ProGardenBiz Form LMA1. Landscape Maintenance Agreement Contract. This form may be used in your business, but may not be resold. Simply “cut & paste” the text of the form from this web page to your word processor. Then modify the form to your needs.

Landscape Maintenance Agreement

NAME: _______________________________________
DATE: ___________

ADDRESS: ____________________________________
PHONE: _________

1. The purpose of this Agreement is to set forth the terms and conditions under which Your Landscaping and Gardening Service (hereinafter called “Contractor”) will provide landscape maintenance service for Customer at the above address.

2. Contractor agrees to perform the following services as outlined in the Landscape Maintenance Plans*. Service under this agreement will be:
o Basic Plan o Weekly o Biweekly
o Standard Maintenance o Weekly o Biweekly
o Custom Program o Weekly

Service will exclude:

or will include:

3. Contractor will furnish labor and equipment necessary to perform the above services. Customer will be charged for all material used.

4. Customer agrees to promptly notify contractor in writing of any dissatisfaction with the maintenance service to insure that maintenance is performed as agreed.

5. Customer shall pay to Contractor at the rate of $ _________ per service call for the service herein agreed to be performed. Contractor will bill Customer and Customer shall make payment within ten days of billing date. Customer agrees to pay a service charge of $10.00/10 days overdue for all payments not made when due. In consideration of the extension of credit Customer will pay a deposit of $ _________. Deposit will be applied toward final bill.

6. The terms of this Agreement shall commence on ______________ 2003 and shall continue in full force and effect thereafter until it is terminated by thirty days written notice by either party to the other.

7. This Agreement shall be governed by the laws of the State of Your State and constitutes the entire agreement between the parties regarding its subject matter.

9. Should Contractor be required to engage the services of an attorney in connection with this agreement or to enforce payment hereunder, Contractor shall be entitled to his reasonable attorney’s or collection fees.

10. Contractor guarantees that it will perform its service in a workmanlike manner. Should Customer’s plantings be damaged by any failure of Contractor to fulfill its obligation under this Agreement, Contractor shall repair or replace such damaged plantings. Contractor shall not be liable for any damage due to Acts of God or Nature. Customer’s right to repair and replacement are the exclusive remedies and Contractor shall not be liable for damages, whether ordinary, incidental or consequential other than as expressly set forth herein.

Your Landscaping & Gardening Service Customer
__________________________________ ________________
Your Name Customer Name:
Date: Date:


Start Date: _____________

Other Notes:

Notes on the Use of this Landscape Maintenance Agreement:

Template Forms examine contract This agreement was primarily designed for residential landscape maintenance contracts, but can be used for small commercial contracts as well. It is designed to be simple, short, and to the point. Longer contracts will intimidate your customer and may cause last minute problems in closing the sale.

Contracts for Homeowner Associations and large commercial maintenance jobs can be much more involved and will be covered in another column.

Important points in this contract:

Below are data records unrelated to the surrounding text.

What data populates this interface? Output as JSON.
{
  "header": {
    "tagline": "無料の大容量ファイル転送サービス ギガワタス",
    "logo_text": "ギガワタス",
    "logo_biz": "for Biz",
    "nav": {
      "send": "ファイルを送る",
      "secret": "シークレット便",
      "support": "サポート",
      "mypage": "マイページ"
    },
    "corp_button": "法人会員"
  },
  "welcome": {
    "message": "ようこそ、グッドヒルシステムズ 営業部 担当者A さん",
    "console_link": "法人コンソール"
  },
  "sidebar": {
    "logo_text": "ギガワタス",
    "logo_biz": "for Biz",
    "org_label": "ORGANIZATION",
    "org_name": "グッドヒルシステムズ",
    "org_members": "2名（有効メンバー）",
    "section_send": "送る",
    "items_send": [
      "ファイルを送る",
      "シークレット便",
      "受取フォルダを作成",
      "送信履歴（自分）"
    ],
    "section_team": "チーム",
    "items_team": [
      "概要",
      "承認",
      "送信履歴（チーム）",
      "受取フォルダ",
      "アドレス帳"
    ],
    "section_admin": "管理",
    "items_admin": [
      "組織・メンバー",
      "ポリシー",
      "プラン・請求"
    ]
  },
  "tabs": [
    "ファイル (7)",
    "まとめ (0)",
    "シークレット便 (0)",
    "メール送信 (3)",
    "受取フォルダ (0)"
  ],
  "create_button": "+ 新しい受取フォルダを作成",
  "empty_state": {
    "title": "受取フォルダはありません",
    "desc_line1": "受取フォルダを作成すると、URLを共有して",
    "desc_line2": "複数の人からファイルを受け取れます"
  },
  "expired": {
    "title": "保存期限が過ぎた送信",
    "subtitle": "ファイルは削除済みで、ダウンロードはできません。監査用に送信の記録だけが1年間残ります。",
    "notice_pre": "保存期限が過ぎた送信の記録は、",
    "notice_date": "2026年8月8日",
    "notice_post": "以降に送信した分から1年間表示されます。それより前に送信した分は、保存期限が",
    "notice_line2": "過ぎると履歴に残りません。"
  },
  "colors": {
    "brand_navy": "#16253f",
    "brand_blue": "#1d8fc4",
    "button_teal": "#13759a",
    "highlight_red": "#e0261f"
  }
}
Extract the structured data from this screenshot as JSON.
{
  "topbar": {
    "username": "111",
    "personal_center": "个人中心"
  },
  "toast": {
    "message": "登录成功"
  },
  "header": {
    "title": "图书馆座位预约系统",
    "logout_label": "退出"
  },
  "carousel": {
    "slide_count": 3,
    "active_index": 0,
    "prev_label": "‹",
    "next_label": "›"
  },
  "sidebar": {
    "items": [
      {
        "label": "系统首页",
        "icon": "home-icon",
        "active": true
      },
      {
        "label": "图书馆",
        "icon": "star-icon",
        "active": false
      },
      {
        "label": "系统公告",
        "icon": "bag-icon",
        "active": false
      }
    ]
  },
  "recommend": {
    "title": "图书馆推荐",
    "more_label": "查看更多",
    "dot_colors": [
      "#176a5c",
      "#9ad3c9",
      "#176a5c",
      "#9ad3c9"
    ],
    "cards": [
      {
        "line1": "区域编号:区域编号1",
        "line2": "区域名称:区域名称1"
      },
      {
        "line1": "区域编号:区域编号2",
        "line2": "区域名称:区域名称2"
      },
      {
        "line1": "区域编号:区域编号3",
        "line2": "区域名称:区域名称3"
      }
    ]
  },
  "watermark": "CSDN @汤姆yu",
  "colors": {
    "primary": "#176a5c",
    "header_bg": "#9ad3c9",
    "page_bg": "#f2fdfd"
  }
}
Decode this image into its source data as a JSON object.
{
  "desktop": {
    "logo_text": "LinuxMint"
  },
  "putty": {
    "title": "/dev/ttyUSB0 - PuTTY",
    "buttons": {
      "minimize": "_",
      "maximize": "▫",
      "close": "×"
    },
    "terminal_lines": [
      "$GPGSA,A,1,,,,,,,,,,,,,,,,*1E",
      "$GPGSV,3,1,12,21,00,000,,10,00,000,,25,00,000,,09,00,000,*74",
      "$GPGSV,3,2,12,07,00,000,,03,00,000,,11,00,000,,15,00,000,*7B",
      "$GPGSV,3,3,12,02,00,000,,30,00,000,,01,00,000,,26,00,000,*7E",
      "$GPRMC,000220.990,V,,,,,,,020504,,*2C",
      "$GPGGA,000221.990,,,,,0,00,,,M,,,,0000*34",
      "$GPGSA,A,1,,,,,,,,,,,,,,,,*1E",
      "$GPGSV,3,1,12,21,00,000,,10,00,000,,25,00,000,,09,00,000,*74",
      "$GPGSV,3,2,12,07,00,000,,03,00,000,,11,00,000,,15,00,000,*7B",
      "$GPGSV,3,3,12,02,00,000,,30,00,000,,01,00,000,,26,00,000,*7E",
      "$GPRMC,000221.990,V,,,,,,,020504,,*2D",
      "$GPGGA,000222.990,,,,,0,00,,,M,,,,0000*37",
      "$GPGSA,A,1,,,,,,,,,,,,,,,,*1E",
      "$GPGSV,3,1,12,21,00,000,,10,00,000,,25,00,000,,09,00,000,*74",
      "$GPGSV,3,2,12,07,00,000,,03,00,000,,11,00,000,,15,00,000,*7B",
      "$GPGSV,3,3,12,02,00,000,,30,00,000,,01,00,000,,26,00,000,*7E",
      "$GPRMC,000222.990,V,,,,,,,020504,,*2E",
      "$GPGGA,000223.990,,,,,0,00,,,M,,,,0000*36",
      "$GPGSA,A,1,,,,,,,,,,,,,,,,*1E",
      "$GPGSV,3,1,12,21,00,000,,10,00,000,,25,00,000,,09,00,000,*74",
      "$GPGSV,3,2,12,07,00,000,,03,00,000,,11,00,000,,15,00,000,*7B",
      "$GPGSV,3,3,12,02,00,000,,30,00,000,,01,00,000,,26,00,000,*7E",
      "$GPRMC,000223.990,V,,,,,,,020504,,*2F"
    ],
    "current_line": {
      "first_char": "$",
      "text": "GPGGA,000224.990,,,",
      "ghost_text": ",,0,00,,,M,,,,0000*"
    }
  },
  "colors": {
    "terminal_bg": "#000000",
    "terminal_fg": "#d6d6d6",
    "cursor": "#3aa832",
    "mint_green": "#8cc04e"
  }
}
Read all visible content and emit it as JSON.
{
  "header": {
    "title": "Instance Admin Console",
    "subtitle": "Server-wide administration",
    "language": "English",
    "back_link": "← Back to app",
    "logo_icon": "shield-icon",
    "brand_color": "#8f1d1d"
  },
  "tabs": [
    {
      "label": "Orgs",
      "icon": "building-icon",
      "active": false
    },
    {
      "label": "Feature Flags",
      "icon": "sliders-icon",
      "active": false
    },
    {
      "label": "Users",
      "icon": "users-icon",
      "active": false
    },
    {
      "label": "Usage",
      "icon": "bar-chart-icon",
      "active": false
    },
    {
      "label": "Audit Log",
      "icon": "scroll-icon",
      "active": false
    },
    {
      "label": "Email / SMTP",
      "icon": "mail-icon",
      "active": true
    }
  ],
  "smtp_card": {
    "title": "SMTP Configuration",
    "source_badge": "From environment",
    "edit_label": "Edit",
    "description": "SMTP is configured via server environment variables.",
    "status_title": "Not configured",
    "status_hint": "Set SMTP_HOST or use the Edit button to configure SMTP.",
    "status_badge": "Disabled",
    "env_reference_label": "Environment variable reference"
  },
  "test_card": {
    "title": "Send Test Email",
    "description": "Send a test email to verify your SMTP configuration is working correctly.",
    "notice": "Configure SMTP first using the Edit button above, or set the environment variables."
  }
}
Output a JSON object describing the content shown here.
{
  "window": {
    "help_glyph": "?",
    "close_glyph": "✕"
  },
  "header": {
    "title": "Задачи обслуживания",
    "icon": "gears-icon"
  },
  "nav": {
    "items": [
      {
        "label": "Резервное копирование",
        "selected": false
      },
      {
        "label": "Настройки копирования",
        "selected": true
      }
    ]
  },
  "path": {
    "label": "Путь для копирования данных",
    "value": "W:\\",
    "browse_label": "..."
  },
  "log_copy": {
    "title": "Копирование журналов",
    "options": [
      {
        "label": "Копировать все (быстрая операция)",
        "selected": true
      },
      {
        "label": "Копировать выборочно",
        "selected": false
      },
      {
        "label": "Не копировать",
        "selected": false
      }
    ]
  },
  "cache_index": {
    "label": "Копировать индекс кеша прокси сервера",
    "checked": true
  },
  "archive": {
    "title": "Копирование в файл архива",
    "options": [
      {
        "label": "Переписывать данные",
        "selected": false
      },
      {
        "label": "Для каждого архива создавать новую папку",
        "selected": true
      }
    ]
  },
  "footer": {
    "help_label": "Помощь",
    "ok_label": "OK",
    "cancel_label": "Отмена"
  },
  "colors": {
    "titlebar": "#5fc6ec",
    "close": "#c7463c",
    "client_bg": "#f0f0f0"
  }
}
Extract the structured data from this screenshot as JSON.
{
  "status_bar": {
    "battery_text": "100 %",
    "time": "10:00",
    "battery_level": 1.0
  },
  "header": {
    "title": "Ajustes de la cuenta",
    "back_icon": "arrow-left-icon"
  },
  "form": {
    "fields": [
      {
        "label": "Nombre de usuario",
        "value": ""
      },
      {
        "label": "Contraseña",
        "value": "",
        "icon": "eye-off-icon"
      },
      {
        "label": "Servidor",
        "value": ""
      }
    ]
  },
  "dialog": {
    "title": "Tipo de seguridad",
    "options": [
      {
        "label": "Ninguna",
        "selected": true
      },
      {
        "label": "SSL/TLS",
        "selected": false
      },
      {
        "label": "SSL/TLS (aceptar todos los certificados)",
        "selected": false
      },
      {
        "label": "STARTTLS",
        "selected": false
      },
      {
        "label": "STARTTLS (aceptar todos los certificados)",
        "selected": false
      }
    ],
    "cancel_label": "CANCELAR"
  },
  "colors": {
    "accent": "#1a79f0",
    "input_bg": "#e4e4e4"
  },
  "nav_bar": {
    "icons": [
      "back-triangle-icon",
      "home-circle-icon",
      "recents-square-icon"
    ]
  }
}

  • Contract calls for a deposit. This amount should be equal to one month’s service. This covers your service in case your customer is late in paying their service bill. Never allow an account to exceed the period covered by the deposit. Suspend service at 30 days until the account is brought current.
  • Contract covers all work to be done and excludes any work not included in contract - be sure to fill this area out if there are questionable areas.
  • Late charge (service charge in contract) is assessed when customer is late with their payment. This is an important feature to ensure timely payments.